- A Russian child adopted by a Texan family recently died of ill treatment, probably putting a definitive stop to Russia allowing Americans to adopt its orphans;
- Rafael Correa, who is protecting Jullian Assange from extradition to the U.S. in his London Embassy, was re-elected President of Ecuador by a large margin;
- U.S. students ranked 27th in a recent math survey.
These three news items illustrate the opposing views of the role of government evident across the world today. A majority of countries - the Non-Aligned Movement alone represents 120 - agrees that governments have a larger role than simply protecting their nations from attack. Most would agree with Russia that government has a responsibility to protect individual citizens.
In his campaign to regulate firearms, Obama said that a nation’s first priority is to protect its children, yet many Americans do not believe that government has a role to play in the way children are treated at home. This basic ethical stance is affecting our relationship with Russia as fundamentally as is our plan to put missiles in Poland, Romania and Turkey, on its borders. At times bureaucrats go overboard in their efforts to protect children from their own parents. However, most countries today believe that together with cradle to grave healthcare, the government rightly defends children from parental abuse.
Equally as importantly most people today support whistle-blowers, as the power of government increases exponentially in response to world crises over the goods needed to continue our lifestyle. The little-known Latin American country of Ecuador has one of the most far-sighted constitutions in the world, drafted with the help of one of many non-profits trying to save the world before it is too late. It includes specific references to Mother Earth, as well as providing for full sovereignty over natural resources and the protection of each and every minority. Rafael Correa’s reelection reflects not only approval by the country’s peasant majority of his social commitments, but also his courage in standing up to the United States.
Finally, notwithstanding the enormous amounts the United States spends on education, results in the all-important areas of math and science place us behind many other developed nations. In 2012 the PISA study which tests students from 60 countries in math and science, ranked the U.S. 23rd in science and 31st in math. These results would seem to suggest that the extremely decentralized American education system is less effective than those in which central governments are in charge. (A long-standing joke in France used to be that at any time of day, the Minister of Education knows exactly what is being studied in every classroom, but this system has given way to much greater flexibility while still maintaining strict oversight.)
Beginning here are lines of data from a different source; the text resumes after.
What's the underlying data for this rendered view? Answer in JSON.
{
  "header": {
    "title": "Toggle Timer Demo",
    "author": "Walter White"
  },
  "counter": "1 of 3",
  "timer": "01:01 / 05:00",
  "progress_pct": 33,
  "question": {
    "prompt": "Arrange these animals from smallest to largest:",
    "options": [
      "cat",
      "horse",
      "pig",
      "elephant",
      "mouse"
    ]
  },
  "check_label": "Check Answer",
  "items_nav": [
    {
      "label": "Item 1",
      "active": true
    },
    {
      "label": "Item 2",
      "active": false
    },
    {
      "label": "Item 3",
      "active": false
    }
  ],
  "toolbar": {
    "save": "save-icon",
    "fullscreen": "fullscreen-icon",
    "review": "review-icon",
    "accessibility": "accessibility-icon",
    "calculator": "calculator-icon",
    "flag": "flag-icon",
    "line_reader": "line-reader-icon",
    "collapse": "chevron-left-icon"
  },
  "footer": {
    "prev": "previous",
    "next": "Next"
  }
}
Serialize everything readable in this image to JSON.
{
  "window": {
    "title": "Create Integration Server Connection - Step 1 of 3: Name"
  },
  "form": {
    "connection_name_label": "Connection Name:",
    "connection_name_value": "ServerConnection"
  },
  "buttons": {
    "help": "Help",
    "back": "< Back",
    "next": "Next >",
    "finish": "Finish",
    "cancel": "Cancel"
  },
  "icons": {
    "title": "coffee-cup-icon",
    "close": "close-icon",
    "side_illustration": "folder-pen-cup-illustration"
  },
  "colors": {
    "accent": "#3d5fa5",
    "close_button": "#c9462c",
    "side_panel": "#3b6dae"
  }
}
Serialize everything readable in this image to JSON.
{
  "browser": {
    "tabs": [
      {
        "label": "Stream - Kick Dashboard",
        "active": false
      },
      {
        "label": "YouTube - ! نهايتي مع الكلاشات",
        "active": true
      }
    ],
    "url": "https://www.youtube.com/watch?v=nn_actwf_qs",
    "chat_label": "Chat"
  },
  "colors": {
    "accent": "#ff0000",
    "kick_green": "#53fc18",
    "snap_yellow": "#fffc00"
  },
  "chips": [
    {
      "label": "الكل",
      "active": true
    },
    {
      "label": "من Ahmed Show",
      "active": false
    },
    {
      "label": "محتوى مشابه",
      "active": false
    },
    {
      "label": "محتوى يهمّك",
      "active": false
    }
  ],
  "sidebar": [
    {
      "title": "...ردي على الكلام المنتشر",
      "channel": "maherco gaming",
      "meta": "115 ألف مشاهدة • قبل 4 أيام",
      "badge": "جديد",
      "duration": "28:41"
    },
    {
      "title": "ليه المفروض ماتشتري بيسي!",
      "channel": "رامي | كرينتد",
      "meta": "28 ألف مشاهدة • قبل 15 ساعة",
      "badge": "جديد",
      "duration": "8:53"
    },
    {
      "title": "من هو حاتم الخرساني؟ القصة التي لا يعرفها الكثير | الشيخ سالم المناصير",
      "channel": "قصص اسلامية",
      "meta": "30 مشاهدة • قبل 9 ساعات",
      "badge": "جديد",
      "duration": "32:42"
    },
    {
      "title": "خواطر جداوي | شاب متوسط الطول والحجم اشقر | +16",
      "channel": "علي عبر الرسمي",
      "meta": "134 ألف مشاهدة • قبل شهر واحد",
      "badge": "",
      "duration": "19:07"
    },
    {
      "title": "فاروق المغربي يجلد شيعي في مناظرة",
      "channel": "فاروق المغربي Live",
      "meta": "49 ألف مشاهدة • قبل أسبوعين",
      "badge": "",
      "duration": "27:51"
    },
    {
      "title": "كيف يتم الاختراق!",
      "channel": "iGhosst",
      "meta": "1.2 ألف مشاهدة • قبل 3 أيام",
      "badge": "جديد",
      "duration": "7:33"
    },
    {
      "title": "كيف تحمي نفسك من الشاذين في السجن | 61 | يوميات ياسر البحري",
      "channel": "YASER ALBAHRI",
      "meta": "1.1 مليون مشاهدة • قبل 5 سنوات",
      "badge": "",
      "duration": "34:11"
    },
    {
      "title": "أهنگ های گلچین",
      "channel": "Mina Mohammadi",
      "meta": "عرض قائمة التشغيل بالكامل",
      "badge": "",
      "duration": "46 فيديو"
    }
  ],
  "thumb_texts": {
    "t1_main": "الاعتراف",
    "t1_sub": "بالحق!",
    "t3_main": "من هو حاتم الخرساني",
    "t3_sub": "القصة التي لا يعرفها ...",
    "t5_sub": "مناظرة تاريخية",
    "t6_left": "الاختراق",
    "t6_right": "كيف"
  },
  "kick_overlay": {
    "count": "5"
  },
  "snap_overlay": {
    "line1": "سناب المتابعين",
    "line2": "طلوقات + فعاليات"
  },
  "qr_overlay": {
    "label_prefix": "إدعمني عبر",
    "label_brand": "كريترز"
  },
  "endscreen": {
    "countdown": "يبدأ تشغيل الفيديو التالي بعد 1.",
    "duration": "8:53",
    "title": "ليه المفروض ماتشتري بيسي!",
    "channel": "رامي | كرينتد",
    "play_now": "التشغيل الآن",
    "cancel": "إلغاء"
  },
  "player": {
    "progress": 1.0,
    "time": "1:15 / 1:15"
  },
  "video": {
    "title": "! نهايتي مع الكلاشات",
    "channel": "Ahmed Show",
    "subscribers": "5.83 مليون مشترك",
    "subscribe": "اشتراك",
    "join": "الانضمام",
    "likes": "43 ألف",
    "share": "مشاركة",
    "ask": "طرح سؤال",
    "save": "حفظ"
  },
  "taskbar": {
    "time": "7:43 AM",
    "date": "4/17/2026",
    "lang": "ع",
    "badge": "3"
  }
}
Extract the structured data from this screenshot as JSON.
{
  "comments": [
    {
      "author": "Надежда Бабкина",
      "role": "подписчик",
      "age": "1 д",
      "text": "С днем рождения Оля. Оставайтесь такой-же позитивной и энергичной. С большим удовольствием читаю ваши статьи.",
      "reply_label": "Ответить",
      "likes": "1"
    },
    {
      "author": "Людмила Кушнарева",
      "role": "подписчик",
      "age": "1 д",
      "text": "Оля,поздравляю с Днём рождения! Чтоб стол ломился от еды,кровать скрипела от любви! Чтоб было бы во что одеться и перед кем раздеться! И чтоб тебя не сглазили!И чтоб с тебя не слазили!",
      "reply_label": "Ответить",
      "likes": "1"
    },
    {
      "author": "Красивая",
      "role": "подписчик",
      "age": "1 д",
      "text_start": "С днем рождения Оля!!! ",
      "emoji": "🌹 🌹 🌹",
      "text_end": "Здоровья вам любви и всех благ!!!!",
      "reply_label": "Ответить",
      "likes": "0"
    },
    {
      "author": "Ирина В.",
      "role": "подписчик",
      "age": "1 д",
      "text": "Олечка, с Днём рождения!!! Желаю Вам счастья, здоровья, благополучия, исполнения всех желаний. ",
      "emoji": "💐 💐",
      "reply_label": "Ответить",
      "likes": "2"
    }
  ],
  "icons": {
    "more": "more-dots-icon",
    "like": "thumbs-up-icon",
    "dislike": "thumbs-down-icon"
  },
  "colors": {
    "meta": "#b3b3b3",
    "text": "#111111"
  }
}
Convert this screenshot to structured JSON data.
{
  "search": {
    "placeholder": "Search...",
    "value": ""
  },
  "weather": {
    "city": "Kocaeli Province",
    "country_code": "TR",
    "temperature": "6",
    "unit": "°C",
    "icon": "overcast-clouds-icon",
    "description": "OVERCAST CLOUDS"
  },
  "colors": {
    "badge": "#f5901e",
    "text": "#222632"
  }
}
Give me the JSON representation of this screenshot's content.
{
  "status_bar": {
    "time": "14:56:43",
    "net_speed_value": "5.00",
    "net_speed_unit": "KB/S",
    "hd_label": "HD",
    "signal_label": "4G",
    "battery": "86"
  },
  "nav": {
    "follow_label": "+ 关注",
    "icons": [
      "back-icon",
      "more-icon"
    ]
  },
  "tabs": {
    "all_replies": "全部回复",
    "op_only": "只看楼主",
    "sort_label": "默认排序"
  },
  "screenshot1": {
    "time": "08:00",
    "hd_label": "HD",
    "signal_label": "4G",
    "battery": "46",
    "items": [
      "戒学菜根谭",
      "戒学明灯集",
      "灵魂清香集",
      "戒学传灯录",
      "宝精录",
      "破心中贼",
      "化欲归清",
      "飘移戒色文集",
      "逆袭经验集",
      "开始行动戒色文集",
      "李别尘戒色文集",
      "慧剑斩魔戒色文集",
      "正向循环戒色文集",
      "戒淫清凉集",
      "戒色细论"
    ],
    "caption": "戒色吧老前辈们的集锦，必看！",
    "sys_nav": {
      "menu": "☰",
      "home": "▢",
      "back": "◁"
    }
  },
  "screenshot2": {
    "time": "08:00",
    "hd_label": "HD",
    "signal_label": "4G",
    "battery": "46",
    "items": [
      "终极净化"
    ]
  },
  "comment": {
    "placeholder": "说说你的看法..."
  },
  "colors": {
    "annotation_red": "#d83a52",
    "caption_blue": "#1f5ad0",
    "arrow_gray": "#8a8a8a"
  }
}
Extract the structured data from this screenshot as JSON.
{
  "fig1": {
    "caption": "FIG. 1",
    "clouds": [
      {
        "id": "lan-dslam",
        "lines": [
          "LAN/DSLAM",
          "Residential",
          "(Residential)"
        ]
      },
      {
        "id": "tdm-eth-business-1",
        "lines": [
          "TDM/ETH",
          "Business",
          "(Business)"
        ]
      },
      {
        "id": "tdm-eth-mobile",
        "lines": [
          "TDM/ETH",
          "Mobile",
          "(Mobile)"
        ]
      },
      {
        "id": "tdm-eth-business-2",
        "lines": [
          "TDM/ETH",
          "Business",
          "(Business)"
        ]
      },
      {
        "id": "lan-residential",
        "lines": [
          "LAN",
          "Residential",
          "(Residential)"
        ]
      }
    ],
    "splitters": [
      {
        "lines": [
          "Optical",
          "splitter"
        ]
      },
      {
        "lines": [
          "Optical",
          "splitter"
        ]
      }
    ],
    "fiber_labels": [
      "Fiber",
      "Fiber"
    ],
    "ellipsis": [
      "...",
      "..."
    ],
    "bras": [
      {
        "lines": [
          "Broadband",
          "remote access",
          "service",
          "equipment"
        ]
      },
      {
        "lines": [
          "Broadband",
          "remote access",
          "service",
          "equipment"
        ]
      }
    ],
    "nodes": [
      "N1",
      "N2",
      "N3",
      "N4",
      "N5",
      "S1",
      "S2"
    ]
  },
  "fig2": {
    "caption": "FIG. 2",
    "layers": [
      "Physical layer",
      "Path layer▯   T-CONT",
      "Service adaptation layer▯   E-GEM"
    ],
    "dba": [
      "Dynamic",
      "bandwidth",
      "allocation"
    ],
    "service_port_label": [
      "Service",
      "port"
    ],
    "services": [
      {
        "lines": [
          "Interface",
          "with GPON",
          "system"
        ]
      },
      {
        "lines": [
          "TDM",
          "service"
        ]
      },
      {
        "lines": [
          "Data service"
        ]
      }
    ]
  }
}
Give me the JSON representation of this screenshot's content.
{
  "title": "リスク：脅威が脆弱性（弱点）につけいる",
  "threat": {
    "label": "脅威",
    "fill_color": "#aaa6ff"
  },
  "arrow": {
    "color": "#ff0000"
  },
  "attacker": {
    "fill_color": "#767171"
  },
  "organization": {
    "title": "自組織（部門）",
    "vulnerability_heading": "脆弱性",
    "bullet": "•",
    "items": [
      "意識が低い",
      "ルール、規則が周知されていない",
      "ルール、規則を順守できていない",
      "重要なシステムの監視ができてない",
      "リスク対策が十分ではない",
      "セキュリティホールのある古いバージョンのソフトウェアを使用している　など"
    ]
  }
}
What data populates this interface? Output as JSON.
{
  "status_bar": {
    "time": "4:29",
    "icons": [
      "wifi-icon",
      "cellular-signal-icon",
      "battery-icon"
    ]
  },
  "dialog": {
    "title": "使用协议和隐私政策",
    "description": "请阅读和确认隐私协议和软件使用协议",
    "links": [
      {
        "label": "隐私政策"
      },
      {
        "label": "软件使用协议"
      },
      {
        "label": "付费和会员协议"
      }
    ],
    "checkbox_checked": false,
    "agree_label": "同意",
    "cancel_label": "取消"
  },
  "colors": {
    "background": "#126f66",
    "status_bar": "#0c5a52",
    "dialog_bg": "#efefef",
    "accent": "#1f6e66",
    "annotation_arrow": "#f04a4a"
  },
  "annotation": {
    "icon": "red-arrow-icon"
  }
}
In the competition between cradle-to-grave welfare systems and cowboy capitalism, increasingly the preference goes to those in which government is expected to at least coordinate citizen well-being. Unfortunately and largely due to Americans’ lack of information, the United States remains the exception that confirms the rule.